A year ago, investors began weighing the implications of a possible default by China’s biggest property developer, Evergrande. The company had $300 billion in outstanding debt and China’s property market weakened following measures taken by the Chinese government in 2021 to curb soaring property prices.
Around this time, Ed Yardeni raised the specter that an Evergrande collapse could turn into China’s version of a “The Lehman Moment”. But most economists downplayed the likelihood of a global contagion and U.S. investors ignored it.
My assessment then was that the fallout from an Evergrande default would take longer to occur than the US housing crisis of 2007-2008. The main consideration was that bank loans to Chinese property developers are not negotiable instruments and the arrangements are subject to complex negotiations and regulatory oversight that can take years to settle. Evergrande, for example, recently missed its own deadline to restructure its business by July 31.
At the same time, I argued that investors should pay attention to what is happening, as China’s real estate market is a dominant sector and an integral part of China’s remarkable economic transformation. Real estate accounts for more than two-thirds of household assets compared to around a quarter for American households. Therefore, a dismantling of this sector could rival what happened in the United States during the real estate crisis.
Last year, spillovers to other sectors were limited as aggregate demand held up as China weathered the COVID-19 pandemic reasonably well. A Reuters survey of 10 analysts and economists showed they were still optimistic about property values and expected them to rise 5% this year. Instead, prices have fallen for 11 consecutive months, and they appear to be heading for further lows.
One of the reasons for weakening property prices is the Chinese government’s zero-tolerance policy towards COVID, in which parts of the country have been shut down in response to outbreaks. Economic activity was barely positive in the second quarter of this year, and investment firms, including Goldman Sachs and Nomuracut their forecast for economic growth this year to 3% – well below the government’s target of 5.5% which it says is no longer achievable.

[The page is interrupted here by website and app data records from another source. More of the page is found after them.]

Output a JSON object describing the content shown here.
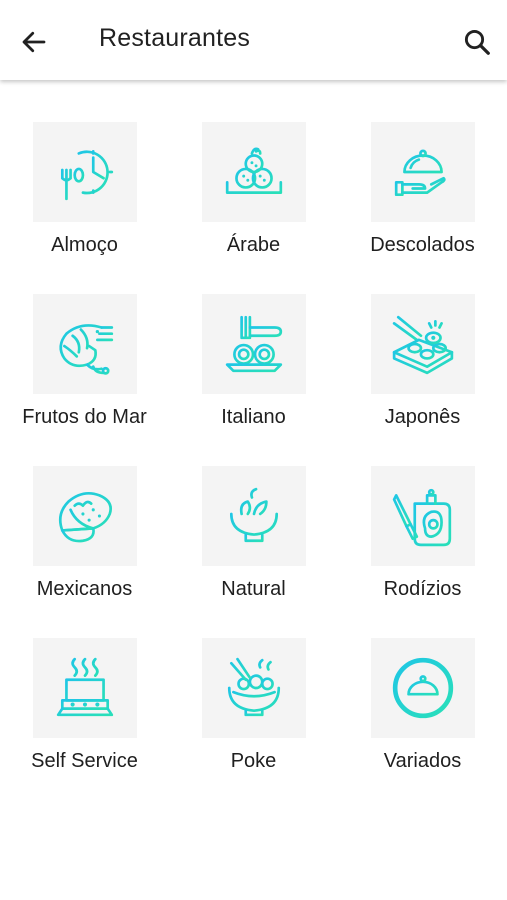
{
  "header": {
    "title": "Restaurantes",
    "back_icon": "arrow-left-icon",
    "search_icon": "search-icon"
  },
  "colors": {
    "icon_gradient_start": "#1fc6e6",
    "icon_gradient_end": "#29e0b8",
    "tile_background": "#f4f4f4"
  },
  "categories": [
    {
      "label": "Almoço",
      "icon": "clock-fork-spoon-icon"
    },
    {
      "label": "Árabe",
      "icon": "kibbeh-plate-icon"
    },
    {
      "label": "Descolados",
      "icon": "cloche-hand-icon"
    },
    {
      "label": "Frutos do Mar",
      "icon": "shrimp-icon"
    },
    {
      "label": "Italiano",
      "icon": "spaghetti-fork-icon"
    },
    {
      "label": "Japonês",
      "icon": "sushi-board-icon"
    },
    {
      "label": "Mexicanos",
      "icon": "taco-icon"
    },
    {
      "label": "Natural",
      "icon": "salad-bowl-icon"
    },
    {
      "label": "Rodízios",
      "icon": "meat-board-knife-icon"
    },
    {
      "label": "Self Service",
      "icon": "food-warmer-icon"
    },
    {
      "label": "Poke",
      "icon": "poke-bowl-icon"
    },
    {
      "label": "Variados",
      "icon": "cloche-circle-icon"
    }
  ]
}
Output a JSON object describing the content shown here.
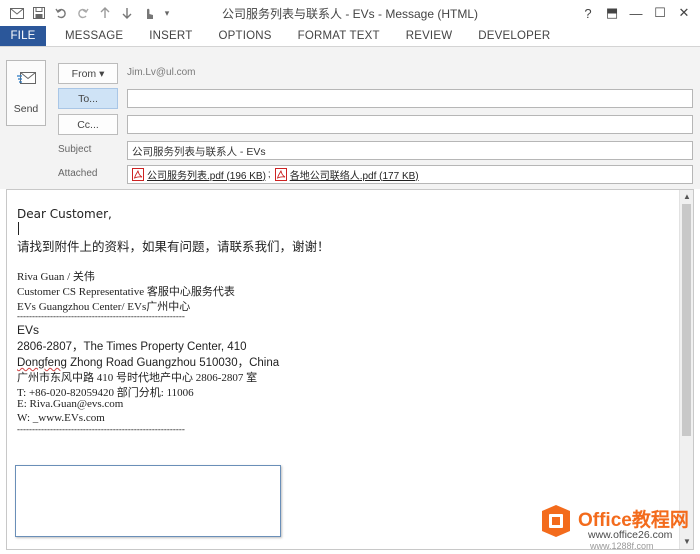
{
  "window": {
    "title": "公司服务列表与联系人 - EVs - Message (HTML)",
    "controls": [
      "?",
      "⬒",
      "—",
      "☐",
      "✕"
    ]
  },
  "ribbon": {
    "tabs": [
      "FILE",
      "MESSAGE",
      "INSERT",
      "OPTIONS",
      "FORMAT TEXT",
      "REVIEW",
      "DEVELOPER"
    ],
    "active_tab": "FILE",
    "accent_color": "#2b579a"
  },
  "compose": {
    "send_label": "Send",
    "from_label": "From ▾",
    "from_value": "Jim.Lv@ul.com",
    "to_label": "To...",
    "to_value": "",
    "cc_label": "Cc...",
    "cc_value": "",
    "subject_label": "Subject",
    "subject_value": "公司服务列表与联系人 - EVs",
    "attached_label": "Attached",
    "attachments": [
      {
        "name": "公司服务列表.pdf (196 KB)",
        "separator": ";"
      },
      {
        "name": "各地公司联络人.pdf (177 KB)",
        "separator": ""
      }
    ]
  },
  "body": {
    "greeting": "Dear Customer,",
    "message": "请找到附件上的资料，如果有问题，请联系我们，谢谢！",
    "sig_name": "Riva Guan / 关伟",
    "sig_title": "Customer CS Representative 客服中心服务代表",
    "sig_center": "EVs Guangzhou Center/ EVs广州中心",
    "separator1": "--------------------------------------------------------",
    "company": "EVs",
    "addr1": "2806-2807，The Times Property Center, 410",
    "addr2_a": "Dongfeng",
    "addr2_b": " Zhong Road Guangzhou 510030，China",
    "addr_cn": "广州市东风中路 410 号时代地产中心 2806-2807 室",
    "phone": "T: +86-020-82059420 部门分机: 11006",
    "email": "E: Riva.Guan@evs.com",
    "web": "W: _www.EVs.com",
    "separator2": "--------------------------------------------------------"
  },
  "watermark": {
    "title": "Office教程网",
    "url": "www.office26.com",
    "url2": "www.1288f.com",
    "color": "#f36b1c"
  }
}
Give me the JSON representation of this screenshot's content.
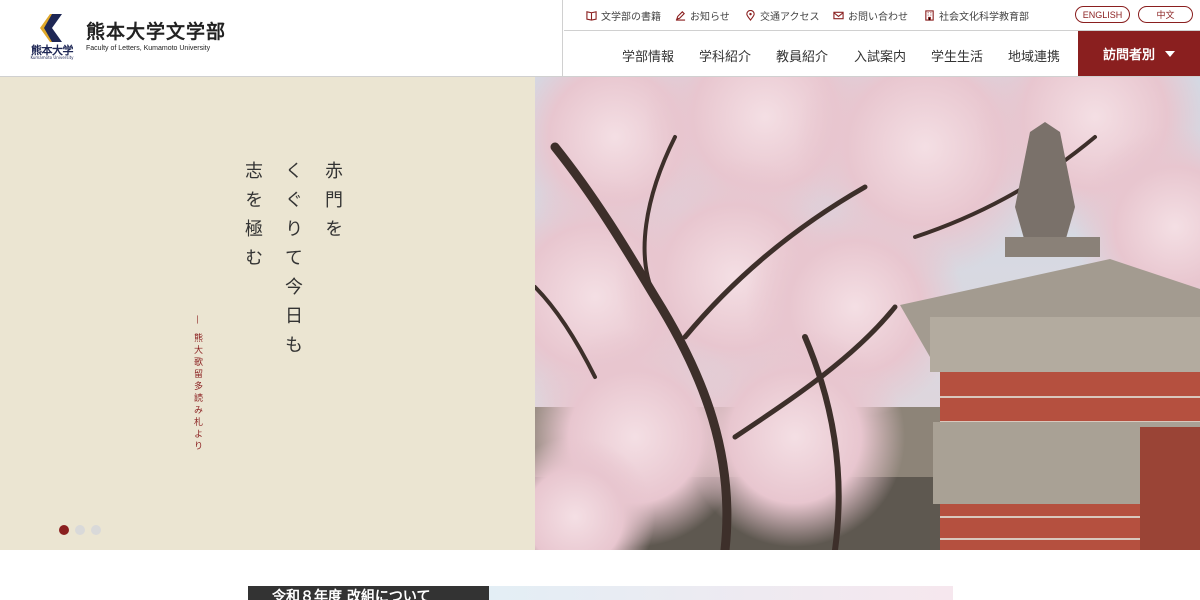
{
  "header": {
    "emblem_name": "熊本大学",
    "emblem_sub": "Kumamoto University",
    "title": "熊本大学文学部",
    "subtitle": "Faculty of Letters, Kumamoto University"
  },
  "utility_links": [
    {
      "label": "文学部の書籍",
      "icon": "book-icon"
    },
    {
      "label": "お知らせ",
      "icon": "pencil-icon"
    },
    {
      "label": "交通アクセス",
      "icon": "map-pin-icon"
    },
    {
      "label": "お問い合わせ",
      "icon": "mail-icon"
    },
    {
      "label": "社会文化科学教育部",
      "icon": "building-icon"
    }
  ],
  "lang": {
    "english": "ENGLISH",
    "chinese": "中文"
  },
  "global_nav": [
    "学部情報",
    "学科紹介",
    "教員紹介",
    "入試案内",
    "学生生活",
    "地域連携"
  ],
  "visitor_menu": "訪問者別",
  "hero": {
    "poem_col1": "赤門を",
    "poem_col2": "くぐりて今日も",
    "poem_col3": "志を極む",
    "quote": "— 熊大歌留多読み札より",
    "slides_total": 3,
    "slide_active": 1
  },
  "news": {
    "heading": "令和８年度 改組について"
  },
  "colors": {
    "accent": "#8a1f1f",
    "hero_bg": "#ebe5d2",
    "navy": "#1e2755",
    "gold": "#e0a82a"
  }
}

Meanwhile, the problems are spreading because the apartment buying process in China requires buyers to make substantial down payments on complexes under construction. The collapse of the economy has caused developers’ finances to deteriorate to the point that they are unable to carry out many projects. Some buyers, in turn, have responded by withholding payments on their mortgages, and protests against property developers are growing.

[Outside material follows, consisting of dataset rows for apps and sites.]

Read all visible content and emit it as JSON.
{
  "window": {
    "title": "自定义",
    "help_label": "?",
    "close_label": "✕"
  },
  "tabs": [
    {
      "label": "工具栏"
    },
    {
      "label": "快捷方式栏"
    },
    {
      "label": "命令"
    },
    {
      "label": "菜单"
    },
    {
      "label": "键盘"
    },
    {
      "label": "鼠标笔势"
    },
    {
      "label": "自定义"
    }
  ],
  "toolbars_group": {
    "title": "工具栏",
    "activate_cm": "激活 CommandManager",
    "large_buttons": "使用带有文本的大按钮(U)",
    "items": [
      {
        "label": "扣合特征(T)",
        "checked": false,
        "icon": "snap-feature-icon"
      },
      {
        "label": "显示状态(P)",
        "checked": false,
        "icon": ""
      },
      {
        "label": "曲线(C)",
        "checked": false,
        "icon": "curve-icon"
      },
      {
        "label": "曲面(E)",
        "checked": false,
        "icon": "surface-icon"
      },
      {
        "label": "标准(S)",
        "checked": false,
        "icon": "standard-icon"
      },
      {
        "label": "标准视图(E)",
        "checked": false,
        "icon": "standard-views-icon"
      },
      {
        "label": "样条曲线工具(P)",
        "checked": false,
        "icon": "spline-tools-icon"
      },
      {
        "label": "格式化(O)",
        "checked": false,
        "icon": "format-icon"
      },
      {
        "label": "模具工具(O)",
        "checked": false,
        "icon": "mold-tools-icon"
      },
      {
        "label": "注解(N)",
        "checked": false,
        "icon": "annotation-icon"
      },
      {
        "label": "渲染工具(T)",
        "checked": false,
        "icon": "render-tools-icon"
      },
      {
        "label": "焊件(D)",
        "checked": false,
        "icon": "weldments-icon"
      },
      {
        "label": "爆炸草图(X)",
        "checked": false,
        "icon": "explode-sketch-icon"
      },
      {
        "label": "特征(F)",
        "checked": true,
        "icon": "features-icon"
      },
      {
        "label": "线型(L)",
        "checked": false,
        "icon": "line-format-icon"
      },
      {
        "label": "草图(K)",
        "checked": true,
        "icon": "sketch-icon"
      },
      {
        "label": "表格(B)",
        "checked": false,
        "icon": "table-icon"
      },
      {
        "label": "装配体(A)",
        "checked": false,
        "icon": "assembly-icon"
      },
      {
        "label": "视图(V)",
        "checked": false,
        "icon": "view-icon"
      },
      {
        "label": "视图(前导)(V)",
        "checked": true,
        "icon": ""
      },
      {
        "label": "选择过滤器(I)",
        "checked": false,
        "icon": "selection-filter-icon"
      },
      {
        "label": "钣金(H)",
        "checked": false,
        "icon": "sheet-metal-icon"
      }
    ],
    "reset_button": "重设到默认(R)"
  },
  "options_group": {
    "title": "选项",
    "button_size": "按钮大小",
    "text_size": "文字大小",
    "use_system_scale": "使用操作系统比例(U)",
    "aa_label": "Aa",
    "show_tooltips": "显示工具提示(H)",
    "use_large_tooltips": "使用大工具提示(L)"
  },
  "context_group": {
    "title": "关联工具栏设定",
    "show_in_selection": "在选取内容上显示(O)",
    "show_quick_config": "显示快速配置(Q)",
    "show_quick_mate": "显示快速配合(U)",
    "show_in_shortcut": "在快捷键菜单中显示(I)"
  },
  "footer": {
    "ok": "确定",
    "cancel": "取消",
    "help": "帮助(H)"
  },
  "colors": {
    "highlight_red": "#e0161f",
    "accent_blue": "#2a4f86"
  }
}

As a result, Chinese banks are under pressure on two fronts. The asset side of their balance sheets is under pressure from bad debts from developers and apartment buyers. (Note: property-related loans account for about 30% of all bank loans.) At the same time, the liabilities of some smaller banks have been hit by shuns their depositors.
To support the sector, the Chinese authorities have lowered interest rates to make mortgage payments more affordable. They also try to support real estate developers by offering financial assistance. The Council of State recently adopted a project to create a fund worth up to 300 billion yuan ($44 billion) to support several real estate groups. But these measures seem insufficient to stem the problem.
The outcome ultimately depends on how Chinese households react if property values continue to fall. The main risk is that China faces a loss in household confidence at a time when business confidence is fragile due to government crackdowns on tech and other private companies. This combination could lead to a recession in growth, or even an outright recession.
Professor Robert Z. Aliber, co-author of Charles Kindleberger’s classic, “Manias, Panics and Crashes”, goes much further. He sees the bursting of China’s housing bubble as marking the end of the country’s economic miracle of the past four decades: a declining population and forty or sixty million vacant, overpriced apartments.
This raises the question of whether a slump in China’s property market could spread to other parts of the world. The main reason to believe that it will not spread is that the involvement of foreign investors in the Chinese property market and financial system is weak. By comparison, European investors were heavily involved in mortgage-backed securities issued by US institutions during the housing boom.
That said, given the importance of the Chinese economy in the global economy and international trade, a weakening would affect China’s major trading partners in Asia, Europe and North America. According to the calculations of JPMorgan Asset Management, China’s strong performance in the decade following the 2008-2009 global financial crisis accounted for about 30% of global economic growth. Therefore, if China’s economic engine came to a halt, it would likely spill over into global markets.
Nicholas Sargen, Ph.D., is an international economist and global fund manager who is a consultant to Fort Washington Investment Advisors and is affiliated with the Darden School of Business at the University of Virginia. He is the author of three books, including “Global Shocks: An Investing Guide for Turbulent Markets. »